Uncharted territory: Fluvanna baseball punches first ever state playoff ticket

Photo: Ryan Yemen

Fluvanna County’s baseball team has never made it to the final tier of the playoffs before. With a 9-4 win over Spotswood in a game where the Flucos were exceedingly patient at the plate, opportunistic with the free bases that the Trailblazers handed out, Tuesday’s win in the Region 3C semifinal didn’t feature a storming celebration afterwards, an ice bath of its coach Joel Gray. And perhaps that’s exactly why Fluvanna has gotten to this point — Gray’s message afterwards to his team was about just how tough things were about to get next week. And on Tuesday his team showed it could win a game doing the little things.


“We hit when we needed to, ran the bases fairly well and just did enough to eek out some runs,” Gray said. “There was nothing really pretty about it, no real hard shots but we will take it. I’ll always take that — getting one base after the other? I’ll always take it.”


Flucos starter Kevin Ward found himself in a bit of trouble early with the bases loaded with two outs. However, a fielder’s choice in the next at bat kept the Trailblazers off the board. In the bottom half of the inning the Flucos drew back-to-back walks to Cameron Shields and Jacob Critzer. A single from Andrew Ward loaded the bases. The Flucos got an RBI infield single from Shaun Holyfield followed with Dashon Carter getting hit by a pitch to make it 2-0. John Rittenhouse grounded into an RBI fielder’s choice two batters later and it was 3-0.


Spotswood got on the board in the top of the second with Kaleb Strawderman getting a single and Ripley Plaster coming up with an RBI double two batters later to cut things to 3-1. Spotswood also got a solid swing of momentum in the bottom of the second with Strawderman robbing Kevin Ward of an RBI with a diving catch in the right gap to centerfield. In the third the Blazers put runners on first and second with nobody out on a walk to Eli Lam and a single from Daniel Ouderkirk.
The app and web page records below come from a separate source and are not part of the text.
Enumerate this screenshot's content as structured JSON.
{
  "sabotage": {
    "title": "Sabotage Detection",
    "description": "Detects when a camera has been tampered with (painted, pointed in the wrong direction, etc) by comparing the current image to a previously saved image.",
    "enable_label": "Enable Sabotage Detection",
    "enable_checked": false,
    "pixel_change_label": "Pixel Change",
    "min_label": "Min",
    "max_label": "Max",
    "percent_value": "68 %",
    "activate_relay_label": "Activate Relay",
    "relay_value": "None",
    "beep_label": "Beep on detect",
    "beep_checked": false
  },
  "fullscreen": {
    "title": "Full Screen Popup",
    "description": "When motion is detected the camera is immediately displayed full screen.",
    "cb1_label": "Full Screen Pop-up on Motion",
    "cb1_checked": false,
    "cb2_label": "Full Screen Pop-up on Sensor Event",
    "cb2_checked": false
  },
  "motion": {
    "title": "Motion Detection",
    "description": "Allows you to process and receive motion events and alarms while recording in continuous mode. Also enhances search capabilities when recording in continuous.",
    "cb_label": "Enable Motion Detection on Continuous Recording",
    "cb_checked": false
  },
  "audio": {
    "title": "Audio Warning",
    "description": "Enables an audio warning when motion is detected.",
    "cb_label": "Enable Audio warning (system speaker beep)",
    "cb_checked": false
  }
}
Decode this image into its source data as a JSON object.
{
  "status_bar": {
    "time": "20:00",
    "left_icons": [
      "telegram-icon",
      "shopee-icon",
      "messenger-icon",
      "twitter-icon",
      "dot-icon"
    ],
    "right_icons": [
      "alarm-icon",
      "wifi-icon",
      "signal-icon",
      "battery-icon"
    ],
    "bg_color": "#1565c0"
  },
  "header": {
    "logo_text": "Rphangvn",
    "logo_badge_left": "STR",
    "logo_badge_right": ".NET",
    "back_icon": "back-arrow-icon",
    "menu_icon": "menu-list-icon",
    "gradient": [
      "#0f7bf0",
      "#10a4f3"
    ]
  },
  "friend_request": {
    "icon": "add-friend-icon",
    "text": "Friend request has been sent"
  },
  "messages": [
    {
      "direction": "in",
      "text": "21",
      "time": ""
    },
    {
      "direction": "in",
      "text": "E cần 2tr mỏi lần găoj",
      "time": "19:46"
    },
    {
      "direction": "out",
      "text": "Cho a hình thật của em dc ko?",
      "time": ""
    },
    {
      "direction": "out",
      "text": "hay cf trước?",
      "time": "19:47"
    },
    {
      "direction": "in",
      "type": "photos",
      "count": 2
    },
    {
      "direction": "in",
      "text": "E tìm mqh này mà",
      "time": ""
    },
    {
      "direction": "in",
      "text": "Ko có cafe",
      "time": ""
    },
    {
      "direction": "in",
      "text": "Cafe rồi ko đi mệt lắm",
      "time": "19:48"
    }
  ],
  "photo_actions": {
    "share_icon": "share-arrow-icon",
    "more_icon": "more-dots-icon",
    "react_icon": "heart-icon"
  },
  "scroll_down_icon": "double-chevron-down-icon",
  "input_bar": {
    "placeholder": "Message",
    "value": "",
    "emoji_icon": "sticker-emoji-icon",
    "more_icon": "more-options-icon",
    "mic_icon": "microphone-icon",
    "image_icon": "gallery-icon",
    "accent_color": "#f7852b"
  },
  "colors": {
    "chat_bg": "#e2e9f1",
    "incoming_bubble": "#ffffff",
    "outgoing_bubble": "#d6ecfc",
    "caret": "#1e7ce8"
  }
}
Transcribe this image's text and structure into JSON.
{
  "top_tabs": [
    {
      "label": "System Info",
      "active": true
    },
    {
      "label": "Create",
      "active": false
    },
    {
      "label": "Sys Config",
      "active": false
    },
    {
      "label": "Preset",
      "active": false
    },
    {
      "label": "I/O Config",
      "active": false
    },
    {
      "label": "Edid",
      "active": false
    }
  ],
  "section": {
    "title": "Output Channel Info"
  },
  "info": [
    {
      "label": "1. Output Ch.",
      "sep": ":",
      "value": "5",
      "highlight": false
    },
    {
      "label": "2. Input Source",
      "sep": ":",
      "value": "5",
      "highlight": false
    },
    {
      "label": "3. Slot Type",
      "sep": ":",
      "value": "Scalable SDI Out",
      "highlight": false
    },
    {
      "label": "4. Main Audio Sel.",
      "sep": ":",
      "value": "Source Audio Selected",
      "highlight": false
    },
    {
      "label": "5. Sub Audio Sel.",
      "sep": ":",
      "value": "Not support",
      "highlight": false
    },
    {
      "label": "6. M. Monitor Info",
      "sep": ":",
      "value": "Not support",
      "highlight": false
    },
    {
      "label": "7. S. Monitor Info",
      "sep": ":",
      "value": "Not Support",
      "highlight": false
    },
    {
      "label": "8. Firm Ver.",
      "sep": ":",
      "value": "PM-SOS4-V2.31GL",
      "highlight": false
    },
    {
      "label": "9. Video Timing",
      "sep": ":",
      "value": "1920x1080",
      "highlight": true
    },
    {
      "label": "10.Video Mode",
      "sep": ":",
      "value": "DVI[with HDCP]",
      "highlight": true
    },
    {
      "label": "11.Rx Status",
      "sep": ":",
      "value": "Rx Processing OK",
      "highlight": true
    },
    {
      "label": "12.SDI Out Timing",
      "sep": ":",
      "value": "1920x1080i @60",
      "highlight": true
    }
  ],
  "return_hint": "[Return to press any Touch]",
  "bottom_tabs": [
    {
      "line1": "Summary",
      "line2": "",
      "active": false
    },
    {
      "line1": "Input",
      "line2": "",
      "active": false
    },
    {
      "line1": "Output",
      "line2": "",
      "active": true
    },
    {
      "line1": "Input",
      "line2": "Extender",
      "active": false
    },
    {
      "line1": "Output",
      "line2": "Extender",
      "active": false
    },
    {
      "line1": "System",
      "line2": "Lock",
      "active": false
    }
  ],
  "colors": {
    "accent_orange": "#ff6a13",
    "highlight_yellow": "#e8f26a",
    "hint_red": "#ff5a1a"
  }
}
Jacob Dansey then singled to centerfield to load the bases with one out. Strawderman followed that up with a sacrifice fly to centerfield and trimmed the Fluco lead to 3-2. But Ward worked out of it and kept Fluvanna in front.


“Hat’s off to him,” Gray said. “It’d been so long since he last pitched and he a little rust but still got up there and competed. Maybe earlier in the season he’d have tightened up there but he kept looking at me and telling me ‘Hey, I’m good, I’ll fight through it,’ and so that’s all you can ask. You expect him to fight and compete and he did.”


Fluvanna broke the game open though in the fourth. A walk to Shields and back-to-back singles from Critzer and Andrew Ward loaded the bases with one out. Then one thing after another broke the Flucos’ way — Kevin Ward was hit by a pitch, Holyfield drove in another run on an error, Kyle Algieri walked with the bases loaded and Jeremy Warner scored on a wild pitch to make it 7-2. The nail in the coffin though was Rittenhouse’s 2-run 2-out double to put his team up 9-2.


“We just scrapped for it all,” Rittenhouse said. “You always run everything out, every little thing counts. You never let up, you always keep going for it.”


Spotswood picked up a pair of runs in the sixth inning on an RBI single from Strawderman and Chase Meadows scoring on a wild pitch.


Algieri came on in relief for Ward in the fifth with two outs and wrapped up the win giving up just one hit and a walk.


On the day, Andrew Ward was 3-for-4 with two runs scored. Holyfield was 2-for-3 with two RBI. Rittenhouse was 1-for-3 with three RBI. Critzer went 1-for-3 with two runs scored.


The Flucos will host Western Albemarle in a third meeting, this time in the Region 3C championship. The winner will get to host a Class 3A quarterfinal. And for Gray and his crew, while they’re excited to be in this position, humility is the focal point.


“I’m never happy, always wanting to do better,” Gray said. “(If we won it all) I’d just worry about next year. But I’m kidding a bit, we’ve got a good young team and all I want is for them to just play well together and enjoy this experience. Whatever happens, happens.”


That’s a good place to be when you’re roster is young, talented and treading in unfamiliar territory.


“It feels great,” Rittenhouse said. “We’ve just been grinding.”